[SUPPLIED DATA — start]

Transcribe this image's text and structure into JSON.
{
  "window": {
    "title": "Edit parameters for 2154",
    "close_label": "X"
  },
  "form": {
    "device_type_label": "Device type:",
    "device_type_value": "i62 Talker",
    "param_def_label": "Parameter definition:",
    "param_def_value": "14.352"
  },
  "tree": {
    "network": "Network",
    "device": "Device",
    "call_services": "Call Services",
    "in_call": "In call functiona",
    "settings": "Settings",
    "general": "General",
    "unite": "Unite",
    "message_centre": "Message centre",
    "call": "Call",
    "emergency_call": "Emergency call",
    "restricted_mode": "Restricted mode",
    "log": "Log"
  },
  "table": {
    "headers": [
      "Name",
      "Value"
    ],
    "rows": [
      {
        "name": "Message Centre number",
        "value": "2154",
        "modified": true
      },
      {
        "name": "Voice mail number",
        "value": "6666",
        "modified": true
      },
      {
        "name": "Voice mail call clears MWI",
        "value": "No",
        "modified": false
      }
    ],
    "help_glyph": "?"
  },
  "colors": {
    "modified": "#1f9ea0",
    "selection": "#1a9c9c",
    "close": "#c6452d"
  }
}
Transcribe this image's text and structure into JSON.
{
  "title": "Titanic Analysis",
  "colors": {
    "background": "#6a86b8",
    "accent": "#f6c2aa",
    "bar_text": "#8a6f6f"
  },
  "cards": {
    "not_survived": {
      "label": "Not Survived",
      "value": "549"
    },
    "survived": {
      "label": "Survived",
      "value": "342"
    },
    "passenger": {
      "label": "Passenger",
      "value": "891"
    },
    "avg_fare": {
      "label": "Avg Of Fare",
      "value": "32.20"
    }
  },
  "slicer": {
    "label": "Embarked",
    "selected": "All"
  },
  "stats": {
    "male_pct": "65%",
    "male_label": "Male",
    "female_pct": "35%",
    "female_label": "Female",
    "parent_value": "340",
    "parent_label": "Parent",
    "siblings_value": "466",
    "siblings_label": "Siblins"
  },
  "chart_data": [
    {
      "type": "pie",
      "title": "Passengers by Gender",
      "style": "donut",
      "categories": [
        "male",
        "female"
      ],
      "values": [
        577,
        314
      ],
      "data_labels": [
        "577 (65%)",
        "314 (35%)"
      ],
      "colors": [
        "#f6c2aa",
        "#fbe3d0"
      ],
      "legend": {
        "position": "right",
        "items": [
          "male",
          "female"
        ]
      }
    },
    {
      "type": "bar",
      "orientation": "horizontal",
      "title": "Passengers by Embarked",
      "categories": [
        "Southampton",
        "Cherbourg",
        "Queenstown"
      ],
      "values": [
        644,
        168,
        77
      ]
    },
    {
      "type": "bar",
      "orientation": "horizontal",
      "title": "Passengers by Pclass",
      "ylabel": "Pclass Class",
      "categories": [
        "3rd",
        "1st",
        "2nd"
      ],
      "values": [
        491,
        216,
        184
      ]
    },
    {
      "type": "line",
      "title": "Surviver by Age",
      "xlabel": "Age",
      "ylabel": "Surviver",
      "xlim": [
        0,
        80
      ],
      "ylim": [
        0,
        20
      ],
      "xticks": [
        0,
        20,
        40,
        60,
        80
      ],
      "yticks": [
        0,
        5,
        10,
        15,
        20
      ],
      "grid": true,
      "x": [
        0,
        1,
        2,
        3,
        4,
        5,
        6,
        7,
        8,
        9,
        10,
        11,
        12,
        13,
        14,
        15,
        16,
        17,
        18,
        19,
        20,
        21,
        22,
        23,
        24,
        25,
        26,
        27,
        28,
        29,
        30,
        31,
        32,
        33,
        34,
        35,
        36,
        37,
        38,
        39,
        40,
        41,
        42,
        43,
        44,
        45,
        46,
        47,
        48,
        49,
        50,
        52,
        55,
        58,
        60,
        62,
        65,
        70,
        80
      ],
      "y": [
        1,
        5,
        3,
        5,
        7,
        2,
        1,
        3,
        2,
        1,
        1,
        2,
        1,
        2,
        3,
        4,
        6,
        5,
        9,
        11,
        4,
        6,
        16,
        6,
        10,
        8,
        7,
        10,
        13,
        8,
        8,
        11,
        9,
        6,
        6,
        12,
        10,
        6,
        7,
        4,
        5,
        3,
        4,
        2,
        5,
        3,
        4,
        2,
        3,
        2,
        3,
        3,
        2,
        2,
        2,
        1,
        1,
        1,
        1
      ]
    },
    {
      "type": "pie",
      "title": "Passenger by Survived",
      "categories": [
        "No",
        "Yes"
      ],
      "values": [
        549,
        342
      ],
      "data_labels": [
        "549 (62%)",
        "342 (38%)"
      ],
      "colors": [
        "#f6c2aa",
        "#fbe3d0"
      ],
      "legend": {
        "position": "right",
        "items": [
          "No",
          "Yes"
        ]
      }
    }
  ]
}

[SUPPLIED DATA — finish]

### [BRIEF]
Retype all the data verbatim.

### [OUTPUT BELOW]
Transcribe this image's text and structure into JSON.
{
  "window": {
    "title": "Edit parameters for 2154",
    "close_label": "X"
  },
  "form": {
    "device_type_label": "Device type:",
    "device_type_value": "i62 Talker",
    "param_def_label": "Parameter definition:",
    "param_def_value": "14.352"
  },
  "tree": {
    "network": "Network",
    "device": "Device",
    "call_services": "Call Services",
    "in_call": "In call functiona",
    "settings": "Settings",
    "general": "General",
    "unite": "Unite",
    "message_centre": "Message centre",
    "call": "Call",
    "emergency_call": "Emergency call",
    "restricted_mode": "Restricted mode",
    "log": "Log"
  },
  "table": {
    "headers": [
      "Name",
      "Value"
    ],
    "rows": [
      {
        "name": "Message Centre number",
        "value": "2154",
        "modified": true
      },
      {
        "name": "Voice mail number",
        "value": "6666",
        "modified": true
      },
      {
        "name": "Voice mail call clears MWI",
        "value": "No",
        "modified": false
      }
    ],
    "help_glyph": "?"
  },
  "colors": {
    "modified": "#1f9ea0",
    "selection": "#1a9c9c",
    "close": "#c6452d"
  }
}
Transcribe this image's text and structure into JSON.
{
  "title": "Titanic Analysis",
  "colors": {
    "background": "#6a86b8",
    "accent": "#f6c2aa",
    "bar_text": "#8a6f6f"
  },
  "cards": {
    "not_survived": {
      "label": "Not Survived",
      "value": "549"
    },
    "survived": {
      "label": "Survived",
      "value": "342"
    },
    "passenger": {
      "label": "Passenger",
      "value": "891"
    },
    "avg_fare": {
      "label": "Avg Of Fare",
      "value": "32.20"
    }
  },
  "slicer": {
    "label": "Embarked",
    "selected": "All"
  },
  "stats": {
    "male_pct": "65%",
    "male_label": "Male",
    "female_pct": "35%",
    "female_label": "Female",
    "parent_value": "340",
    "parent_label": "Parent",
    "siblings_value": "466",
    "siblings_label": "Siblins"
  },
  "chart_data": [
    {
      "type": "pie",
      "title": "Passengers by Gender",
      "style": "donut",
      "categories": [
        "male",
        "female"
      ],
      "values": [
        577,
        314
      ],
      "data_labels": [
        "577 (65%)",
        "314 (35%)"
      ],
      "colors": [
        "#f6c2aa",
        "#fbe3d0"
      ],
      "legend": {
        "position": "right",
        "items": [
          "male",
          "female"
        ]
      }
    },
    {
      "type": "bar",
      "orientation": "horizontal",
      "title": "Passengers by Embarked",
      "categories": [
        "Southampton",
        "Cherbourg",
        "Queenstown"
      ],
      "values": [
        644,
        168,
        77
      ]
    },
    {
      "type": "bar",
      "orientation": "horizontal",
      "title": "Passengers by Pclass",
      "ylabel": "Pclass Class",
      "categories": [
        "3rd",
        "1st",
        "2nd"
      ],
      "values": [
        491,
        216,
        184
      ]
    },
    {
      "type": "line",
      "title": "Surviver by Age",
      "xlabel": "Age",
      "ylabel": "Surviver",
      "xlim": [
        0,
        80
      ],
      "ylim": [
        0,
        20
      ],
      "xticks": [
        0,
        20,
        40,
        60,
        80
      ],
      "yticks": [
        0,
        5,
        10,
        15,
        20
      ],
      "grid": true,
      "x": [
        0,
        1,
        2,
        3,
        4,
        5,
        6,
        7,
        8,
        9,
        10,
        11,
        12,
        13,
        14,
        15,
        16,
        17,
        18,
        19,
        20,
        21,
        22,
        23,
        24,
        25,
        26,
        27,
        28,
        29,
        30,
        31,
        32,
        33,
        34,
        35,
        36,
        37,
        38,
        39,
        40,
        41,
        42,
        43,
        44,
        45,
        46,
        47,
        48,
        49,
        50,
        52,
        55,
        58,
        60,
        62,
        65,
        70,
        80
      ],
      "y": [
        1,
        5,
        3,
        5,
        7,
        2,
        1,
        3,
        2,
        1,
        1,
        2,
        1,
        2,
        3,
        4,
        6,
        5,
        9,
        11,
        4,
        6,
        16,
        6,
        10,
        8,
        7,
        10,
        13,
        8,
        8,
        11,
        9,
        6,
        6,
        12,
        10,
        6,
        7,
        4,
        5,
        3,
        4,
        2,
        5,
        3,
        4,
        2,
        3,
        2,
        3,
        3,
        2,
        2,
        2,
        1,
        1,
        1,
        1
      ]
    },
    {
      "type": "pie",
      "title": "Passenger by Survived",
      "categories": [
        "No",
        "Yes"
      ],
      "values": [
        549,
        342
      ],
      "data_labels": [
        "549 (62%)",
        "342 (38%)"
      ],
      "colors": [
        "#f6c2aa",
        "#fbe3d0"
      ],
      "legend": {
        "position": "right",
        "items": [
          "No",
          "Yes"
        ]
      }
    }
  ]
}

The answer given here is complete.